We would like to apologize for any inconvenience.

thumbnailFigure 1. Multiple variable analysis of peptidoglycan metabolism genes. a) Pearson correlation test results. We compared the absence of each gene with the absence of PG. We excluded values obtained from genomes with no information for PG. b) Principal component analysis results. We compared the absence of each gene with the absence of PG. We excluded values obtained from genomes with no information for PG.

thumbnailFigure 2. A 16S rDNA sequence phylogenetic tree-like representation. This representation features Bacteria phyla comprising organisms with a GT51 gene (black), phyla including some close representatives without a GT51 gene (green), phyla including isolated representatives without a GT51 gene (blue) and phyla for which all representatives lack a GT51 gene (red).

thumbnailFigure 3. Phylogenic 16S rDNA gene-based tree extracted from a 1,114 sequence tree from IODA. GT51 gene loss events are presented by a red square.

thumbnailFigure 4. Phylogenic 16S rDNA gene-based tree extracted from a 1,114 sequence tree from IODA. GT51 gene gain event is represented by an orange circle. GT51 gene loss events are presented by a red square.

thumbnailFigure 5. Intracellular structure and genome distribution of the PG genes in photosynthetic Eukaryotes. N = Nucleus, M = Mitochondria, C = Chloroplast, Cp = Chromatophore, Nm = Nucleomorph.

References

  1. Cayrou C, Henrissat B, Gouret P, Pontarotti P, Drancourt M: Peptidoglycan: a post-genomic analysis.
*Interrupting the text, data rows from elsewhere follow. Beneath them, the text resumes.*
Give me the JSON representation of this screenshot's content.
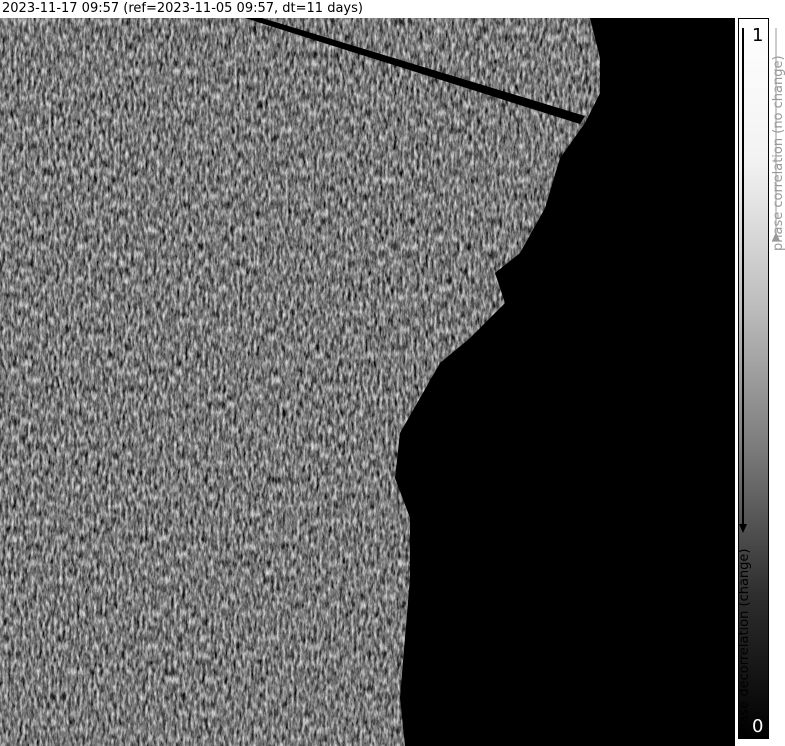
{
  "title": "2023-11-17 09:57 (ref=2023-11-05 09:57, dt=11 days)",
  "colorbar": {
    "top_tick": "1",
    "bottom_tick": "0",
    "top_label": "phase correlation (no change)",
    "bottom_label": "phase decorrelation (change)"
  },
  "colors": {
    "background": "#000000",
    "texture_light": "#d9d9d9",
    "texture_dark": "#1a1a1a"
  }
}
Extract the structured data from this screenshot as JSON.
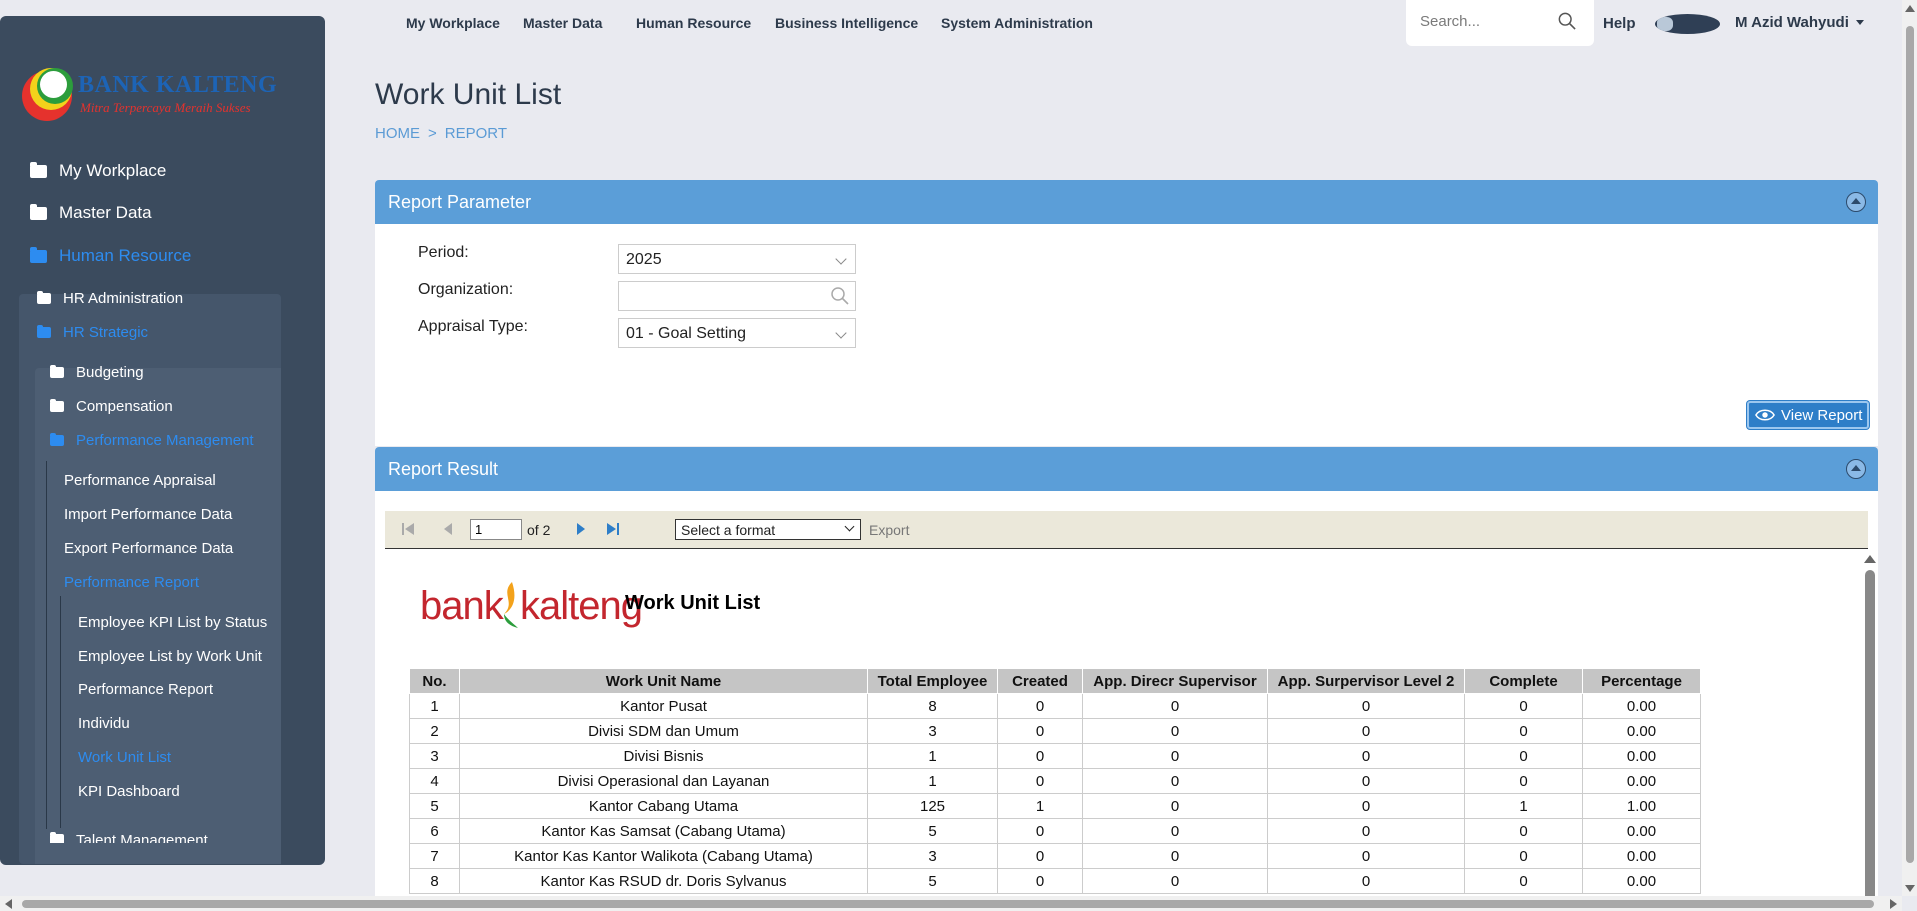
{
  "brand": {
    "name": "BANK KALTENG",
    "tagline": "Mitra Terpercaya Meraih Sukses",
    "colors": {
      "red": "#e5322d",
      "yellow": "#f3d21b",
      "green": "#2c9d3c",
      "blue": "#1d64b6"
    }
  },
  "topnav": {
    "items": [
      "My Workplace",
      "Master Data",
      "Human Resource",
      "Business Intelligence",
      "System Administration"
    ],
    "search_placeholder": "Search...",
    "help": "Help",
    "user_name": "M Azid Wahyudi"
  },
  "sidebar": {
    "top_items": [
      "My Workplace",
      "Master Data",
      "Human Resource"
    ],
    "hr_items": [
      "HR Administration",
      "HR Strategic"
    ],
    "strategic_items": [
      "Budgeting",
      "Compensation",
      "Performance Management"
    ],
    "pm_items": [
      "Performance Appraisal",
      "Import Performance Data",
      "Export Performance Data",
      "Performance Report"
    ],
    "report_items": [
      "Employee KPI List by Status",
      "Employee List by Work Unit",
      "Performance Report",
      "Individu",
      "Work Unit List",
      "KPI Dashboard"
    ],
    "partial_item": "Talent Management",
    "active_color": "#2d8cf0"
  },
  "page": {
    "title": "Work Unit List",
    "breadcrumb": [
      "HOME",
      ">",
      "REPORT"
    ]
  },
  "param_panel": {
    "title": "Report Parameter",
    "period_label": "Period:",
    "period_value": "2025",
    "org_label": "Organization:",
    "org_value": "",
    "appraisal_label": "Appraisal Type:",
    "appraisal_value": "01 - Goal Setting",
    "view_button": "View Report"
  },
  "result_panel": {
    "title": "Report Result",
    "toolbar": {
      "page_value": "1",
      "of_pages": "of 2",
      "format_placeholder": "Select a format",
      "export": "Export"
    },
    "report": {
      "logo_left": "bank",
      "logo_right": "kalteng",
      "title": "Work Unit List",
      "columns": [
        "No.",
        "Work Unit Name",
        "Total Employee",
        "Created",
        "App. Direcr Supervisor",
        "App. Surpervisor Level 2",
        "Complete",
        "Percentage"
      ],
      "rows": [
        [
          "1",
          "Kantor Pusat",
          "8",
          "0",
          "0",
          "0",
          "0",
          "0.00"
        ],
        [
          "2",
          "Divisi SDM dan Umum",
          "3",
          "0",
          "0",
          "0",
          "0",
          "0.00"
        ],
        [
          "3",
          "Divisi Bisnis",
          "1",
          "0",
          "0",
          "0",
          "0",
          "0.00"
        ],
        [
          "4",
          "Divisi Operasional dan Layanan",
          "1",
          "0",
          "0",
          "0",
          "0",
          "0.00"
        ],
        [
          "5",
          "Kantor Cabang Utama",
          "125",
          "1",
          "0",
          "0",
          "1",
          "1.00"
        ],
        [
          "6",
          "Kantor Kas Samsat (Cabang Utama)",
          "5",
          "0",
          "0",
          "0",
          "0",
          "0.00"
        ],
        [
          "7",
          "Kantor Kas Kantor Walikota (Cabang Utama)",
          "3",
          "0",
          "0",
          "0",
          "0",
          "0.00"
        ],
        [
          "8",
          "Kantor Kas RSUD dr. Doris Sylvanus",
          "5",
          "0",
          "0",
          "0",
          "0",
          "0.00"
        ]
      ]
    }
  }
}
    BMC Microbiology 2012, 12:294. PubMed Abstract | BioMed Central Full Text | PubMed Central Full Text OpenURL